Matched up with Auburn’s Darius James, Carter could have a field day.

In the secondary, Deandre Baker has been one of the best cornerbacks in the country, allowing 15 catches on 38 throws into his coverage for a 42.1 opposing passer rating (5th in the SEC), with 1.11 passes defensed per game (7th in the SEC).

Opposite Baker, Malkom Parrish has been solid since returning to the squad, albeit underwhelming, as has Tyrique McGhee in his time.

Aaron Davis, at the ‘Star’ position has been a bit of a liability. As a slot corner, he has allowed 13 receptions on 17 throws into his coverage for a 110.2 passer rating. He has actually been better on the boundary, allowing 21 receptions on 34 targets for an 87.4 passer rating.

Meanwhile, safeties Dominick Sanders and J.R. Reed have combined for five interceptions and eight pass breakups.

Ultimately, both of these defenses are more efficient than either of the offenses.

Georgia’s defense is better at containing explosiveness than Auburn is explosive. On paper, Georgia’s offense has an ever-so-slight edge over Auburn’s defense in the explosiveness battle, but it’s close enough to call it a wash.

Factoring in turnover luck, that battle is too close to call.

Now, the drive finishing battle is fascinating and could prove to be somewhat decisive in the outcome. Georgia with the ball inside Auburn’s own 40-yard line is the can’t-miss matchup within this matchup. Georgia averages 5.38 points per trip inside the 40, the third highest total in the country. Auburn’s defense, however, allows an average of just 2.93 points per trip inside their own 40-yard line, which is the best mark in the sport. On the flip side of the drive finishing battle, Georgia has a more noticeable edge over Auburn, with 3.89 points per trip allowed (28th) to 4.61 points scored per trip (52nd).

In reality, though, and people don’t always want to talk about it, special teams presents the greatest disparity in this matchup.

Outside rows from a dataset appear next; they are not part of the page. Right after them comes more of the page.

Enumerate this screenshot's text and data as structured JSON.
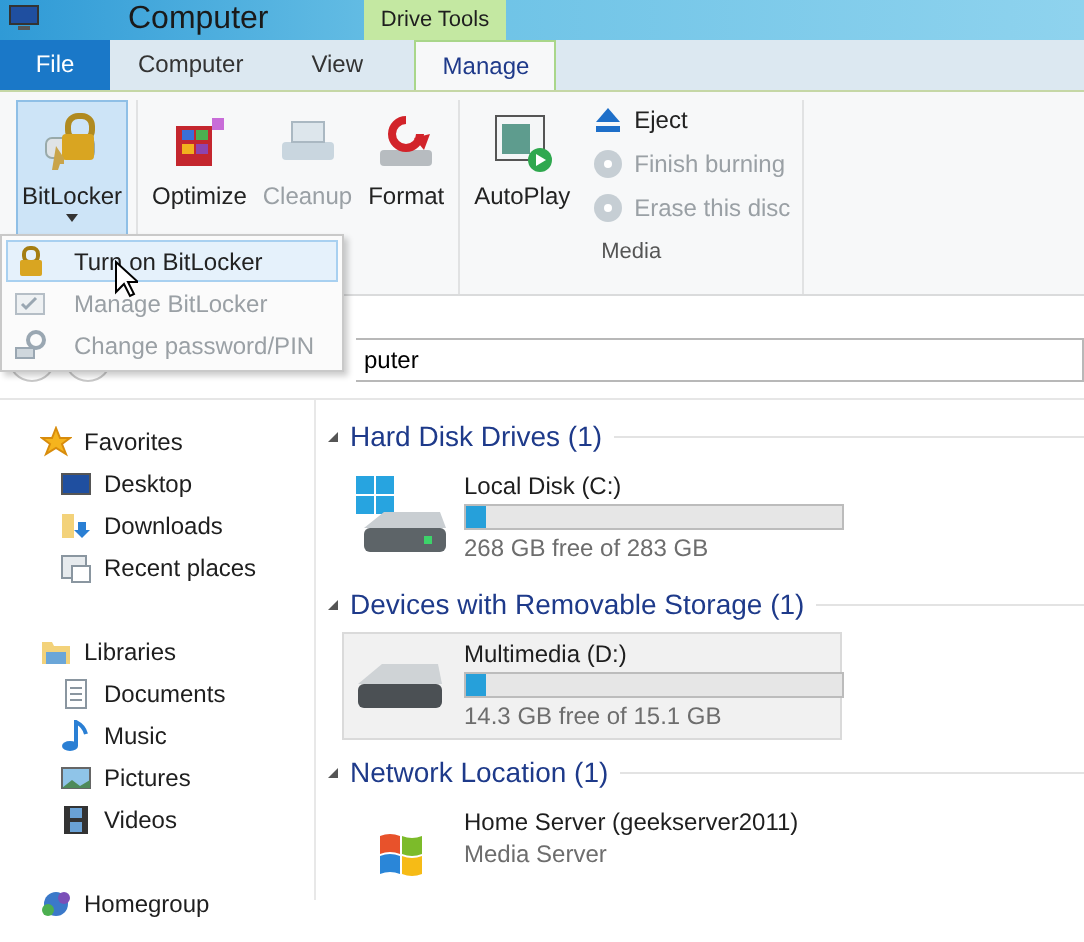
{
  "window": {
    "title": "Computer"
  },
  "context_tab": {
    "label": "Drive Tools"
  },
  "tabs": [
    {
      "label": "File",
      "kind": "file",
      "selected": false
    },
    {
      "label": "Computer",
      "kind": "tab",
      "selected": false
    },
    {
      "label": "View",
      "kind": "tab",
      "selected": false
    },
    {
      "label": "Manage",
      "kind": "tab",
      "selected": true
    }
  ],
  "ribbon": {
    "groups": [
      {
        "buttons": [
          {
            "label": "BitLocker",
            "kind": "large",
            "disabled": false,
            "pressed": true,
            "dropdown": true
          }
        ]
      },
      {
        "buttons": [
          {
            "label": "Optimize",
            "kind": "large",
            "disabled": false
          },
          {
            "label": "Cleanup",
            "kind": "large",
            "disabled": true
          },
          {
            "label": "Format",
            "kind": "large",
            "disabled": false
          }
        ]
      },
      {
        "label": "Media",
        "buttons": [
          {
            "label": "AutoPlay",
            "kind": "large",
            "disabled": false
          },
          {
            "label": "Eject",
            "kind": "small",
            "disabled": false
          },
          {
            "label": "Finish burning",
            "kind": "small",
            "disabled": true
          },
          {
            "label": "Erase this disc",
            "kind": "small",
            "disabled": true
          }
        ]
      }
    ]
  },
  "menu": {
    "items": [
      {
        "label": "Turn on BitLocker",
        "disabled": false,
        "selected": true
      },
      {
        "label": "Manage BitLocker",
        "disabled": true,
        "selected": false
      },
      {
        "label": "Change password/PIN",
        "disabled": true,
        "selected": false
      }
    ]
  },
  "address_bar": {
    "value": "puter"
  },
  "sidebar": {
    "items": [
      {
        "label": "Favorites",
        "children": [
          {
            "label": "Desktop"
          },
          {
            "label": "Downloads"
          },
          {
            "label": "Recent places"
          }
        ]
      },
      {
        "label": "Libraries",
        "children": [
          {
            "label": "Documents"
          },
          {
            "label": "Music"
          },
          {
            "label": "Pictures"
          },
          {
            "label": "Videos"
          }
        ]
      },
      {
        "label": "Homegroup"
      }
    ]
  },
  "groups": [
    {
      "title": "Hard Disk Drives (1)",
      "expanded": true,
      "items": [
        {
          "kind": "drive",
          "name": "Local Disk (C:)",
          "level": 0.053,
          "detail": "268 GB free of 283 GB",
          "selected": false
        }
      ]
    },
    {
      "title": "Devices with Removable Storage (1)",
      "expanded": true,
      "items": [
        {
          "kind": "removable",
          "name": "Multimedia (D:)",
          "level": 0.053,
          "detail": "14.3 GB free of 15.1 GB",
          "selected": true
        }
      ]
    },
    {
      "title": "Network Location (1)",
      "expanded": true,
      "items": [
        {
          "kind": "network",
          "name": "Home Server (geekserver2011)",
          "detail": "Media Server",
          "selected": false
        }
      ]
    }
  ]
}
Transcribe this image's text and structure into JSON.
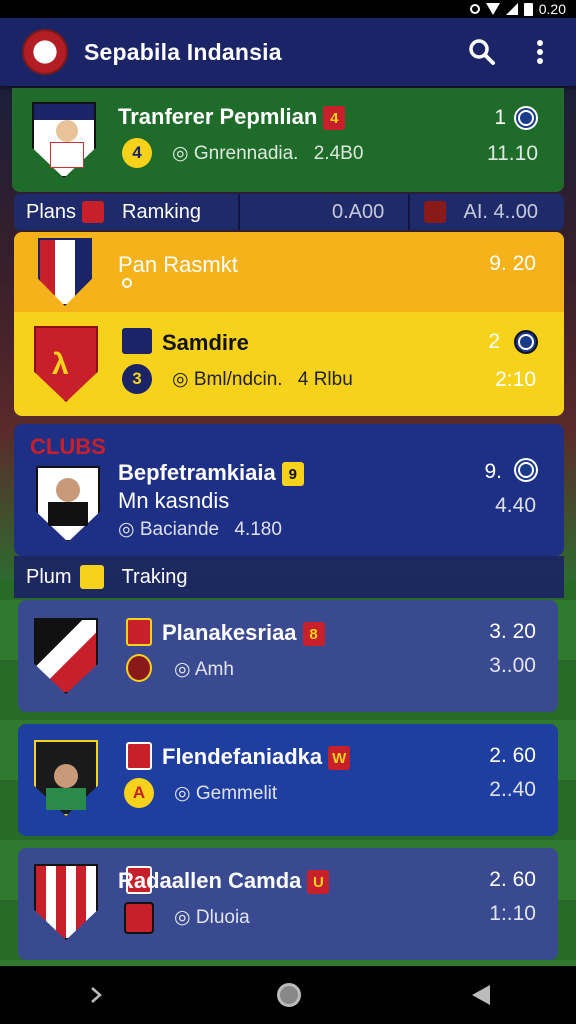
{
  "status": {
    "time": "0.20"
  },
  "app": {
    "title": "Sepabila Indansia",
    "search_icon": "search-icon",
    "menu_icon": "more-vert-icon"
  },
  "transfer": {
    "title": "Tranferer Pepmlian",
    "badge": "4",
    "subtitle": "Gnrennadia.",
    "sub_value": "2.4B0",
    "rank": "1",
    "value": "11.10",
    "circle_glyph": "4"
  },
  "ranking_bar_1": {
    "left_label": "Plans",
    "right_label": "Ramking",
    "value1": "0.A00",
    "value2": "AI. 4..00"
  },
  "yellow_top": {
    "title": "Pan Rasmkt",
    "value": "9. 20"
  },
  "yellow_main": {
    "title": "Samdire",
    "rank": "2",
    "subtitle": "Bml/ndcin.",
    "sub_value": "4 Rlbu",
    "value": "2:10",
    "circle_glyph": "3"
  },
  "clubs": {
    "header": "CLUBS",
    "title": "Bepfetramkiaia",
    "badge": "9",
    "second_line": "Mn kasndis",
    "subtitle": "Baciande",
    "sub_value": "4.180",
    "rank": "9.",
    "value": "4.40"
  },
  "ranking_bar_2": {
    "left_label": "Plum",
    "right_label": "Traking"
  },
  "items": [
    {
      "title": "Planakesriaa",
      "badge": "8",
      "subtitle": "Amh",
      "value1": "3. 20",
      "value2": "3..00"
    },
    {
      "title": "Flendefaniadka",
      "badge": "W",
      "subtitle": "Gemmelit",
      "value1": "2. 60",
      "value2": "2..40",
      "circle_glyph": "A"
    },
    {
      "title": "Radaallen Camda",
      "badge": "U",
      "subtitle": "Dluoia",
      "value1": "2. 60",
      "value2": "1:.10"
    }
  ],
  "colors": {
    "appbar": "#1b2466",
    "green_card": "#1f6b2a",
    "yellow": "#f7c21a",
    "navy": "#1e2f86",
    "badge_red": "#c8202a",
    "badge_yellow": "#f7d21a"
  }
}
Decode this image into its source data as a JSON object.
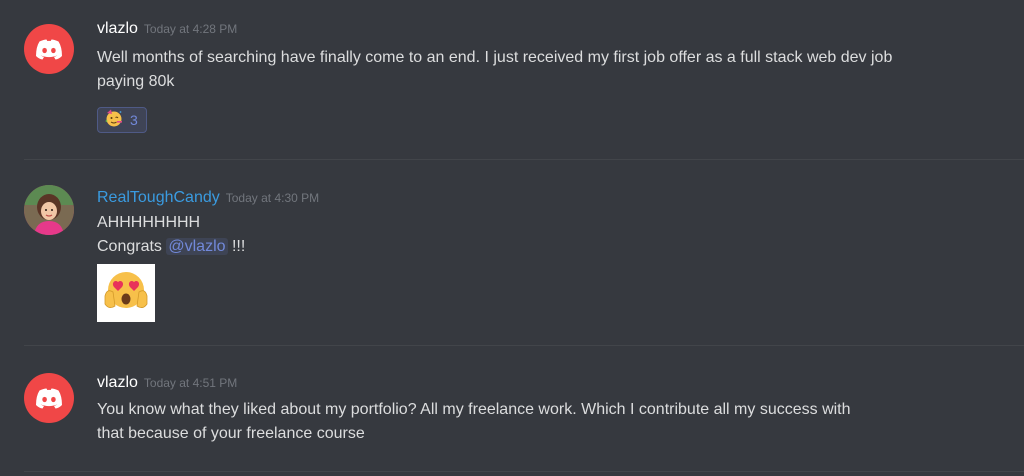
{
  "messages": [
    {
      "username": "vlazlo",
      "timestamp": "Today at 4:28 PM",
      "lines": [
        "Well months of searching have finally come to an end. I just received my first job offer as a full stack web dev job",
        "paying 80k"
      ],
      "reaction": {
        "emoji": "party-face-icon",
        "count": "3"
      },
      "avatar": "discord-logo-icon"
    },
    {
      "username": "RealToughCandy",
      "timestamp": "Today at 4:30 PM",
      "line1": "AHHHHHHHH",
      "line2_prefix": "Congrats",
      "mention": "@vlazlo",
      "line2_suffix": "!!!",
      "attachment": "heart-eyes-scream-emoji",
      "avatar": "user-photo"
    },
    {
      "username": "vlazlo",
      "timestamp": "Today at 4:51 PM",
      "lines": [
        "You know what they liked about my portfolio? All my freelance work. Which I contribute all my success with",
        "that because of your freelance course"
      ],
      "avatar": "discord-logo-icon"
    }
  ],
  "colors": {
    "background": "#36393f",
    "discord_red": "#f04747",
    "username_blue": "#3a9be0",
    "mention": "#7289da",
    "text": "#dcddde",
    "timestamp": "#72767d"
  }
}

The team that wins the field position battle wins the game 72% of the time. Georgia, on average, starts drives at the 31.6 yard line (23rd), while their opponents start at the 27.8 (35th). Auburn’s average drive starts at the 29.3 (72nd), with their opponents beginning at the 29.8 (85th).

According to SBNation writer Bill Connelly’s opponent adjusted S&P ratings. Georgia is second in the country in combined special teams -- kickoffs, punts, field goals, PATs, returns, coverage, all of it. Auburn, on the other hand is 54th.

Daniel Carlson may well be one of the SEC’s all-time great kickers, but Goggles, and the rest of the oh-so-important oft-forgotten special teamers from Athens, may be what ends Auburn’s playoff aspirations.

Regardless, that’s just on paper, and there’s a reason these games are played on the field. In a series that dates back 125 years, with a record that’s still only separated by two measly games, ‘on paper’ doesn’t mean a whole helluva lot.

The only sure thing is that, Saturday, two of the baddest defenses in college football will face off against some of the most talented running backs, in an old-school, smash mouth battle; the visitors looking to stay unbeaten, the home team fighting for its playoff life.

November’s the best.

Jim Johnson - Editor of Southern Pigskin, Producer of "Three & Out", and host of "Explosive Recruiting" on the Southern Pigskin Radio Network. E-mail: jim@espncoastal.com Twitter: @JimJohnsonSP